App and web page records
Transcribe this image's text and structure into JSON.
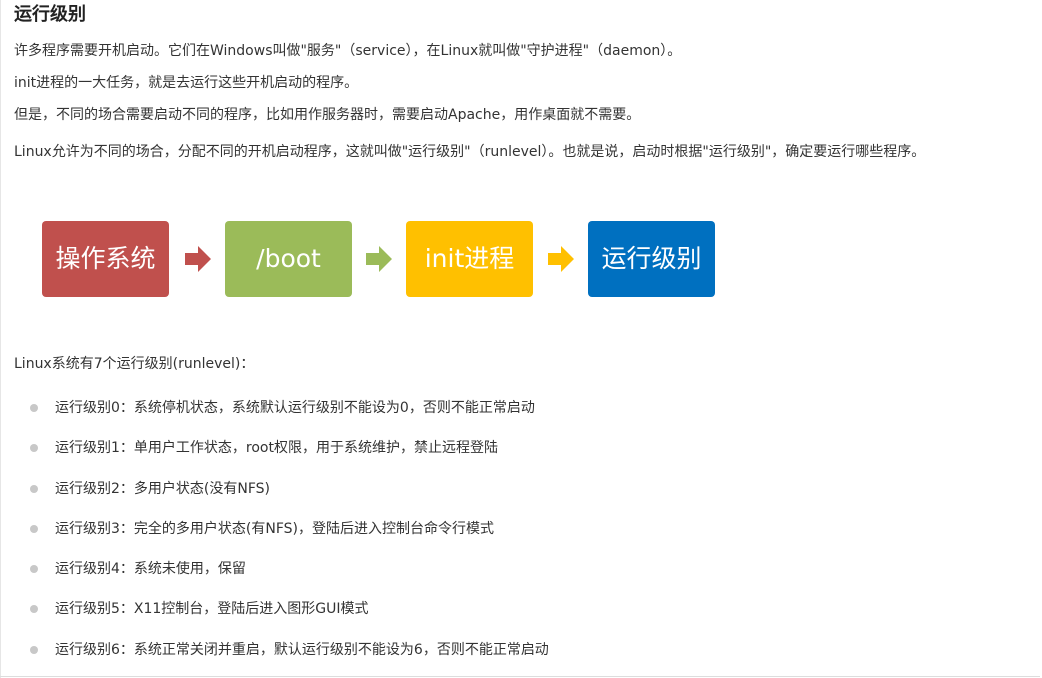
{
  "article": {
    "title": "运行级别",
    "paragraphs": [
      "许多程序需要开机启动。它们在Windows叫做\"服务\"（service），在Linux就叫做\"守护进程\"（daemon）。",
      "init进程的一大任务，就是去运行这些开机启动的程序。",
      "但是，不同的场合需要启动不同的程序，比如用作服务器时，需要启动Apache，用作桌面就不需要。",
      "Linux允许为不同的场合，分配不同的开机启动程序，这就叫做\"运行级别\"（runlevel）。也就是说，启动时根据\"运行级别\"，确定要运行哪些程序。"
    ],
    "flow": [
      {
        "label": "操作系统",
        "color": "#c0504d"
      },
      {
        "label": "/boot",
        "color": "#9bbb59"
      },
      {
        "label": "init进程",
        "color": "#ffc000"
      },
      {
        "label": "运行级别",
        "color": "#0070c0"
      }
    ],
    "flow_arrow_colors": [
      "#c0504d",
      "#9bbb59",
      "#ffc000"
    ],
    "intro": "Linux系统有7个运行级别(runlevel)：",
    "levels": [
      "运行级别0：系统停机状态，系统默认运行级别不能设为0，否则不能正常启动",
      "运行级别1：单用户工作状态，root权限，用于系统维护，禁止远程登陆",
      "运行级别2：多用户状态(没有NFS)",
      "运行级别3：完全的多用户状态(有NFS)，登陆后进入控制台命令行模式",
      "运行级别4：系统未使用，保留",
      "运行级别5：X11控制台，登陆后进入图形GUI模式",
      "运行级别6：系统正常关闭并重启，默认运行级别不能设为6，否则不能正常启动"
    ]
  }
}
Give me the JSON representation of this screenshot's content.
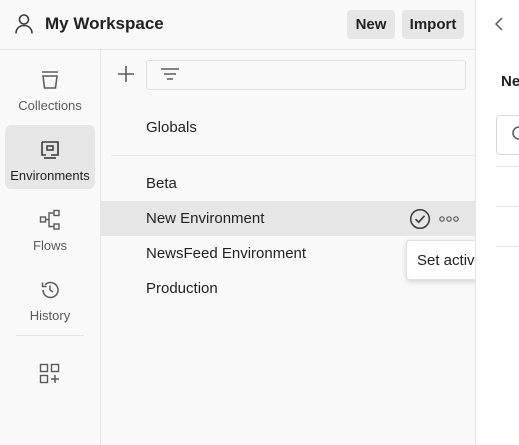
{
  "header": {
    "title": "My Workspace",
    "new_label": "New",
    "import_label": "Import"
  },
  "sidebar": {
    "items": [
      {
        "label": "Collections",
        "icon": "collections-icon",
        "active": false
      },
      {
        "label": "Environments",
        "icon": "environments-icon",
        "active": true
      },
      {
        "label": "Flows",
        "icon": "flows-icon",
        "active": false
      },
      {
        "label": "History",
        "icon": "history-icon",
        "active": false
      }
    ]
  },
  "environments": {
    "globals": "Globals",
    "items": [
      {
        "name": "Beta"
      },
      {
        "name": "New Environment"
      },
      {
        "name": "NewsFeed Environment"
      },
      {
        "name": "Production"
      }
    ]
  },
  "tooltip": {
    "text": "Set active"
  },
  "right_panel": {
    "title_fragment": "Ne"
  },
  "colors": {
    "background": "#f9f9f9",
    "active_bg": "#e6e6e6",
    "text": "#212121",
    "muted_text": "#5a5a5a"
  }
}
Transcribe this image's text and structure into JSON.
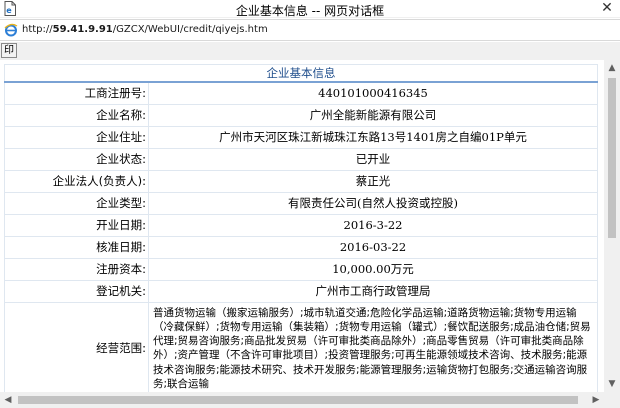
{
  "window": {
    "title": "企业基本信息 -- 网页对话框"
  },
  "address": {
    "scheme": "http://",
    "host": "59.41.9.91",
    "path": "/GZCX/WebUI/credit/qiyejs.htm"
  },
  "toolbar": {
    "print_label": "印"
  },
  "table": {
    "caption": "企业基本信息",
    "rows": [
      {
        "label": "工商注册号:",
        "value": "440101000416345"
      },
      {
        "label": "企业名称:",
        "value": "广州全能新能源有限公司"
      },
      {
        "label": "企业住址:",
        "value": "广州市天河区珠江新城珠江东路13号1401房之自编01P单元"
      },
      {
        "label": "企业状态:",
        "value": "已开业"
      },
      {
        "label": "企业法人(负责人):",
        "value": "蔡正光"
      },
      {
        "label": "企业类型:",
        "value": "有限责任公司(自然人投资或控股)"
      },
      {
        "label": "开业日期:",
        "value": "2016-3-22"
      },
      {
        "label": "核准日期:",
        "value": "2016-03-22"
      },
      {
        "label": "注册资本:",
        "value": "10,000.00万元"
      },
      {
        "label": "登记机关:",
        "value": "广州市工商行政管理局"
      },
      {
        "label": "经营范围:",
        "value": "普通货物运输（搬家运输服务）;城市轨道交通;危险化学品运输;道路货物运输;货物专用运输（冷藏保鲜）;货物专用运输（集装箱）;货物专用运输（罐式）;餐饮配送服务;成品油仓储;贸易代理;贸易咨询服务;商品批发贸易（许可审批类商品除外）;商品零售贸易（许可审批类商品除外）;资产管理（不含许可审批项目）;投资管理服务;可再生能源领域技术咨询、技术服务;能源技术咨询服务;能源技术研究、技术开发服务;能源管理服务;运输货物打包服务;交通运输咨询服务;联合运输"
      }
    ]
  },
  "colors": {
    "caption_text": "#1f4e8c",
    "caption_rule": "#7aa2d4",
    "cell_border": "#dfe7f0",
    "chrome_bg": "#f0f0f0",
    "scroll_thumb": "#c2c2c2"
  },
  "icons": {
    "window": "page-icon",
    "address": "ie-logo-icon",
    "close": "close-icon",
    "scroll_up": "arrow-up-icon",
    "scroll_down": "arrow-down-icon",
    "scroll_left": "arrow-left-icon",
    "scroll_right": "arrow-right-icon"
  }
}
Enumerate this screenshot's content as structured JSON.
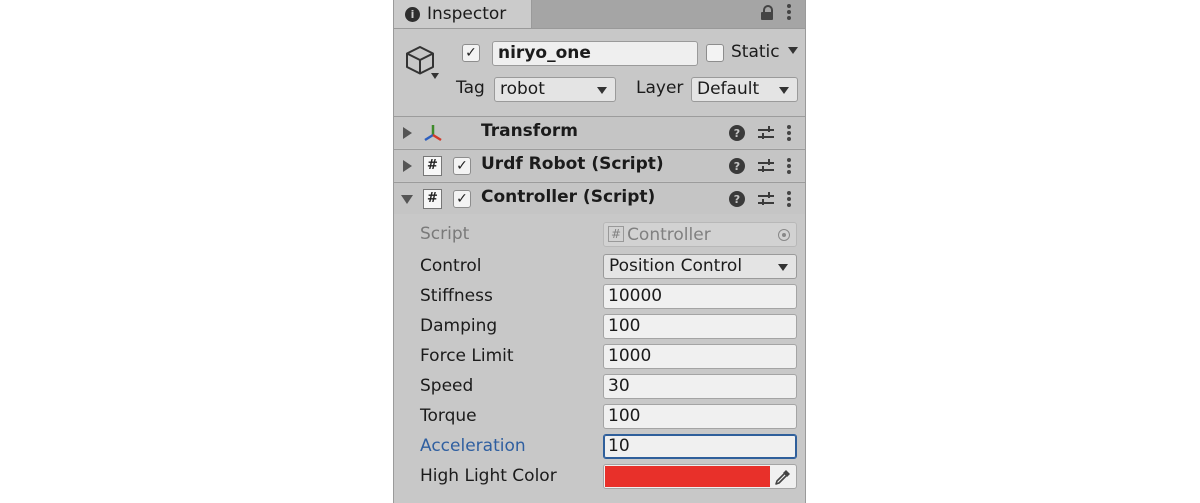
{
  "tab": {
    "title": "Inspector"
  },
  "header": {
    "object_name": "niryo_one",
    "active_checked": true,
    "static_label": "Static",
    "tag_label": "Tag",
    "tag_value": "robot",
    "layer_label": "Layer",
    "layer_value": "Default"
  },
  "components": [
    {
      "title": "Transform",
      "expanded": false
    },
    {
      "title": "Urdf Robot (Script)",
      "expanded": false,
      "enabled": true
    },
    {
      "title": "Controller (Script)",
      "expanded": true,
      "enabled": true
    }
  ],
  "controller": {
    "script_label": "Script",
    "script_value": "Controller",
    "control_label": "Control",
    "control_value": "Position Control",
    "stiffness_label": "Stiffness",
    "stiffness_value": "10000",
    "damping_label": "Damping",
    "damping_value": "100",
    "force_limit_label": "Force Limit",
    "force_limit_value": "1000",
    "speed_label": "Speed",
    "speed_value": "30",
    "torque_label": "Torque",
    "torque_value": "100",
    "acceleration_label": "Acceleration",
    "acceleration_value": "10",
    "highlight_label": "High Light Color",
    "highlight_color": "#e8302a"
  },
  "colors": {
    "panel_bg": "#c8c8c8",
    "focus_label": "#2f5fa0"
  },
  "icons": {
    "info": "info-icon",
    "lock": "lock-icon",
    "menu": "kebab-menu-icon",
    "gameobject": "cube-icon",
    "transform": "transform-axes-icon",
    "script": "script-hash-icon",
    "help": "help-icon",
    "presets": "sliders-icon",
    "picker": "eyedropper-icon"
  }
}
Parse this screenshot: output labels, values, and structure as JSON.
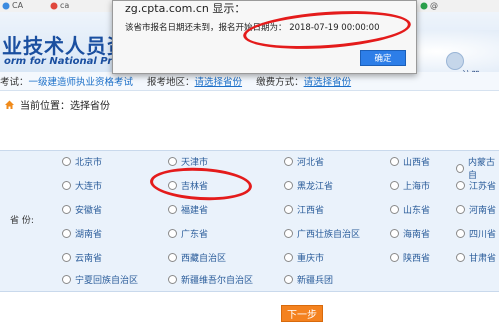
{
  "browser_bar": {
    "fav1": "CA",
    "fav2": "ca",
    "fav3": "@"
  },
  "header": {
    "title": "业技术人员资格",
    "subtitle": "orm for National Profe",
    "right_link": "注册"
  },
  "info_bar": {
    "exam_label": "考试：",
    "exam_value": "一级建造师执业资格考试",
    "region_label": "报考地区：",
    "region_value": "请选择省份",
    "fee_label": "缴费方式：",
    "fee_value": "请选择省份"
  },
  "breadcrumb": {
    "text": "当前位置：选择省份"
  },
  "province_section": {
    "label": "省    份:",
    "provinces": [
      "北京市",
      "天津市",
      "河北省",
      "山西省",
      "内蒙古自",
      "大连市",
      "吉林省",
      "黑龙江省",
      "上海市",
      "江苏省",
      "安徽省",
      "福建省",
      "江西省",
      "山东省",
      "河南省",
      "湖南省",
      "广东省",
      "广西壮族自治区",
      "海南省",
      "四川省",
      "云南省",
      "西藏自治区",
      "重庆市",
      "陕西省",
      "甘肃省",
      "宁夏回族自治区",
      "新疆维吾尔自治区",
      "新疆兵团"
    ]
  },
  "next_button": "下一步",
  "dialog": {
    "title": "zg.cpta.com.cn 显示：",
    "message": "该省市报名日期还未到，报名开始日期为：   2018-07-19 00:00:00",
    "ok_label": "确定"
  },
  "colors": {
    "brand": "#1a4fa0",
    "link": "#1a6fc9",
    "next_button": "#f4821f",
    "dialog_button": "#2d7ee8",
    "annotation": "#e41b1b"
  }
}
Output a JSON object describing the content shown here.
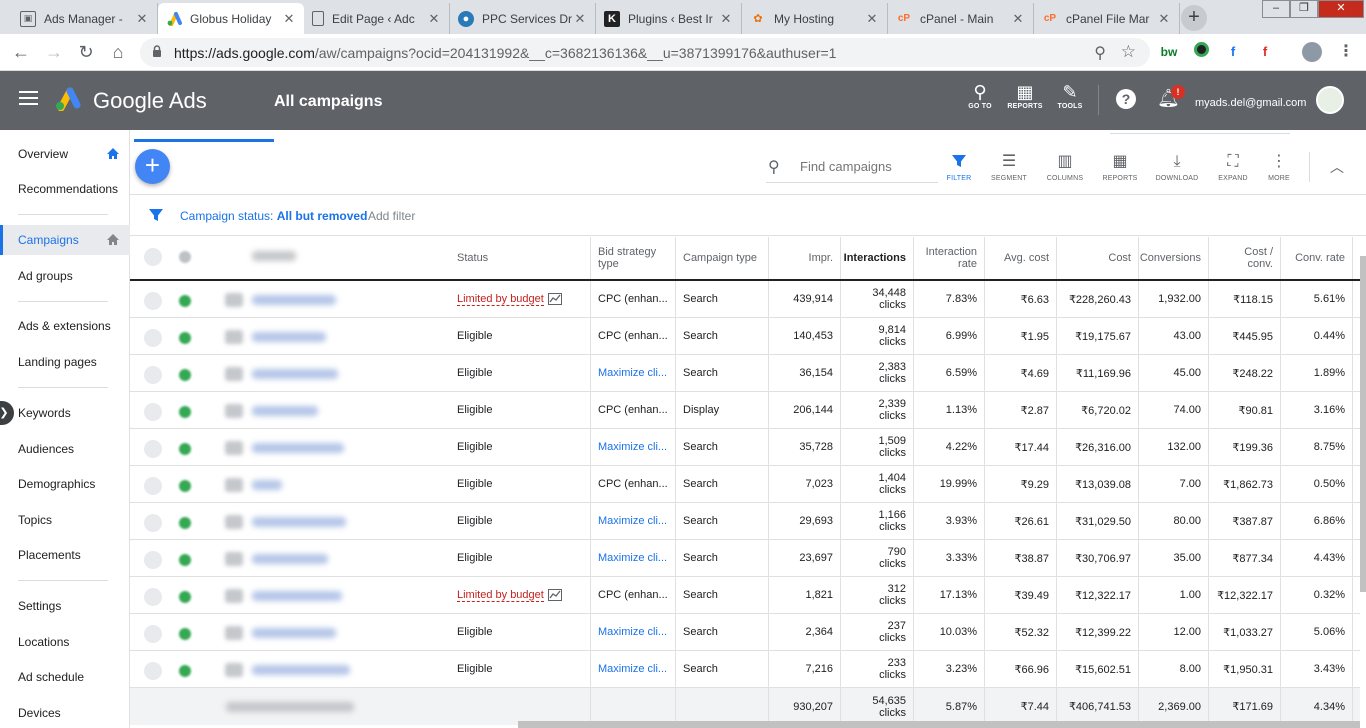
{
  "browser": {
    "tabs": [
      {
        "title": "Ads Manager - ",
        "icon": "ads-manager-icon",
        "active": false
      },
      {
        "title": "Globus Holiday",
        "icon": "google-ads-icon",
        "active": true
      },
      {
        "title": "Edit Page ‹ Adc",
        "icon": "page-icon",
        "active": false
      },
      {
        "title": "PPC Services Dr",
        "icon": "globe-icon",
        "active": false
      },
      {
        "title": "Plugins ‹ Best Ir",
        "icon": "k-icon",
        "active": false
      },
      {
        "title": "My Hosting",
        "icon": "hosting-icon",
        "active": false
      },
      {
        "title": "cPanel - Main",
        "icon": "cpanel-icon",
        "active": false
      },
      {
        "title": "cPanel File Mar",
        "icon": "cpanel-icon",
        "active": false
      }
    ],
    "url_host": "https://ads.google.com",
    "url_rest": "/aw/campaigns?ocid=204131992&__c=3682136136&__u=3871399176&authuser=1"
  },
  "header": {
    "brand": "Google Ads",
    "page_title": "All campaigns",
    "goto_label": "GO TO",
    "reports_label": "REPORTS",
    "tools_label": "TOOLS",
    "notification_count": "!",
    "email": "myads.del@gmail.com"
  },
  "sidebar": {
    "items": [
      {
        "label": "Overview"
      },
      {
        "label": "Recommendations"
      },
      {
        "label": "Campaigns"
      },
      {
        "label": "Ad groups"
      },
      {
        "label": "Ads & extensions"
      },
      {
        "label": "Landing pages"
      },
      {
        "label": "Keywords"
      },
      {
        "label": "Audiences"
      },
      {
        "label": "Demographics"
      },
      {
        "label": "Topics"
      },
      {
        "label": "Placements"
      },
      {
        "label": "Settings"
      },
      {
        "label": "Locations"
      },
      {
        "label": "Ad schedule"
      },
      {
        "label": "Devices"
      }
    ]
  },
  "toolbar": {
    "search_placeholder": "Find campaigns",
    "filter": "FILTER",
    "segment": "SEGMENT",
    "columns": "COLUMNS",
    "reports": "REPORTS",
    "download": "DOWNLOAD",
    "expand": "EXPAND",
    "more": "MORE"
  },
  "filterbar": {
    "label": "Campaign status: ",
    "value": "All but removed",
    "add": "Add filter"
  },
  "table": {
    "headers": {
      "status": "Status",
      "bid": "Bid strategy type",
      "type": "Campaign type",
      "impr": "Impr.",
      "interactions": "Interactions",
      "rate": "Interaction rate",
      "avgcost": "Avg. cost",
      "cost": "Cost",
      "conv": "Conversions",
      "costconv": "Cost / conv.",
      "convrate": "Conv. rate"
    },
    "rows": [
      {
        "status": "Limited by budget",
        "bid": "CPC (enhan...",
        "type": "Search",
        "impr": "439,914",
        "inter": "34,448",
        "unit": "clicks",
        "rate": "7.83%",
        "avg": "₹6.63",
        "cost": "₹228,260.43",
        "conv": "1,932.00",
        "cpc": "₹118.15",
        "cr": "5.61%"
      },
      {
        "status": "Eligible",
        "bid": "CPC (enhan...",
        "type": "Search",
        "impr": "140,453",
        "inter": "9,814",
        "unit": "clicks",
        "rate": "6.99%",
        "avg": "₹1.95",
        "cost": "₹19,175.67",
        "conv": "43.00",
        "cpc": "₹445.95",
        "cr": "0.44%"
      },
      {
        "status": "Eligible",
        "bid": "Maximize cli...",
        "type": "Search",
        "impr": "36,154",
        "inter": "2,383",
        "unit": "clicks",
        "rate": "6.59%",
        "avg": "₹4.69",
        "cost": "₹11,169.96",
        "conv": "45.00",
        "cpc": "₹248.22",
        "cr": "1.89%"
      },
      {
        "status": "Eligible",
        "bid": "CPC (enhan...",
        "type": "Display",
        "impr": "206,144",
        "inter": "2,339",
        "unit": "clicks",
        "rate": "1.13%",
        "avg": "₹2.87",
        "cost": "₹6,720.02",
        "conv": "74.00",
        "cpc": "₹90.81",
        "cr": "3.16%"
      },
      {
        "status": "Eligible",
        "bid": "Maximize cli...",
        "type": "Search",
        "impr": "35,728",
        "inter": "1,509",
        "unit": "clicks",
        "rate": "4.22%",
        "avg": "₹17.44",
        "cost": "₹26,316.00",
        "conv": "132.00",
        "cpc": "₹199.36",
        "cr": "8.75%"
      },
      {
        "status": "Eligible",
        "bid": "CPC (enhan...",
        "type": "Search",
        "impr": "7,023",
        "inter": "1,404",
        "unit": "clicks",
        "rate": "19.99%",
        "avg": "₹9.29",
        "cost": "₹13,039.08",
        "conv": "7.00",
        "cpc": "₹1,862.73",
        "cr": "0.50%"
      },
      {
        "status": "Eligible",
        "bid": "Maximize cli...",
        "type": "Search",
        "impr": "29,693",
        "inter": "1,166",
        "unit": "clicks",
        "rate": "3.93%",
        "avg": "₹26.61",
        "cost": "₹31,029.50",
        "conv": "80.00",
        "cpc": "₹387.87",
        "cr": "6.86%"
      },
      {
        "status": "Eligible",
        "bid": "Maximize cli...",
        "type": "Search",
        "impr": "23,697",
        "inter": "790",
        "unit": "clicks",
        "rate": "3.33%",
        "avg": "₹38.87",
        "cost": "₹30,706.97",
        "conv": "35.00",
        "cpc": "₹877.34",
        "cr": "4.43%"
      },
      {
        "status": "Limited by budget",
        "bid": "CPC (enhan...",
        "type": "Search",
        "impr": "1,821",
        "inter": "312",
        "unit": "clicks",
        "rate": "17.13%",
        "avg": "₹39.49",
        "cost": "₹12,322.17",
        "conv": "1.00",
        "cpc": "₹12,322.17",
        "cr": "0.32%"
      },
      {
        "status": "Eligible",
        "bid": "Maximize cli...",
        "type": "Search",
        "impr": "2,364",
        "inter": "237",
        "unit": "clicks",
        "rate": "10.03%",
        "avg": "₹52.32",
        "cost": "₹12,399.22",
        "conv": "12.00",
        "cpc": "₹1,033.27",
        "cr": "5.06%"
      },
      {
        "status": "Eligible",
        "bid": "Maximize cli...",
        "type": "Search",
        "impr": "7,216",
        "inter": "233",
        "unit": "clicks",
        "rate": "3.23%",
        "avg": "₹66.96",
        "cost": "₹15,602.51",
        "conv": "8.00",
        "cpc": "₹1,950.31",
        "cr": "3.43%"
      }
    ],
    "total": {
      "impr": "930,207",
      "inter": "54,635",
      "unit": "clicks",
      "rate": "5.87%",
      "avg": "₹7.44",
      "cost": "₹406,741.53",
      "conv": "2,369.00",
      "cpc": "₹171.69",
      "cr": "4.34%"
    }
  },
  "colors": {
    "accent": "#1a73e8",
    "header_bg": "#5f6368",
    "limited": "#c5221f",
    "eligible_dot": "#34a853"
  }
}
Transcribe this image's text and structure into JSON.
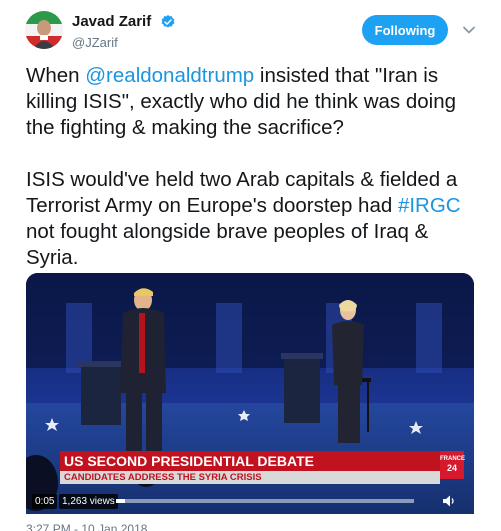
{
  "author": {
    "display_name": "Javad Zarif",
    "handle": "@JZarif",
    "verified": true
  },
  "follow_button": {
    "label": "Following"
  },
  "tweet": {
    "p1": {
      "before": "When ",
      "mention": "@realdonaldtrump",
      "after": " insisted that \"Iran is killing ISIS\", exactly who did he think was doing the fighting & making the sacrifice?"
    },
    "p2": {
      "before": "ISIS would've held two Arab capitals & fielded a Terrorist Army on Europe's doorstep had ",
      "hashtag": "#IRGC",
      "after": " not fought alongside brave peoples of Iraq & Syria."
    }
  },
  "video": {
    "headline": "US SECOND PRESIDENTIAL DEBATE",
    "subheadline": "CANDIDATES ADDRESS THE SYRIA CRISIS",
    "brand_top": "FRANCE",
    "brand_num": "24",
    "elapsed": "0:05",
    "views": "1,263 views",
    "progress_fraction": 0.03
  },
  "colors": {
    "accent": "#1da1f2",
    "link": "#1b95e0",
    "banner_red": "#c1121f"
  },
  "icons": {
    "verified": "verified-badge-icon",
    "caret": "chevron-down-icon",
    "volume": "speaker-icon"
  },
  "footer": {
    "text": "3:27 PM - 10 Jan 2018"
  }
}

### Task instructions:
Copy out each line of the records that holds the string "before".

### Exercise answer:
      "before": "When ",
      "before": "ISIS would've held two Arab capitals & fielded a Terrorist Army on Europe's doorstep had ",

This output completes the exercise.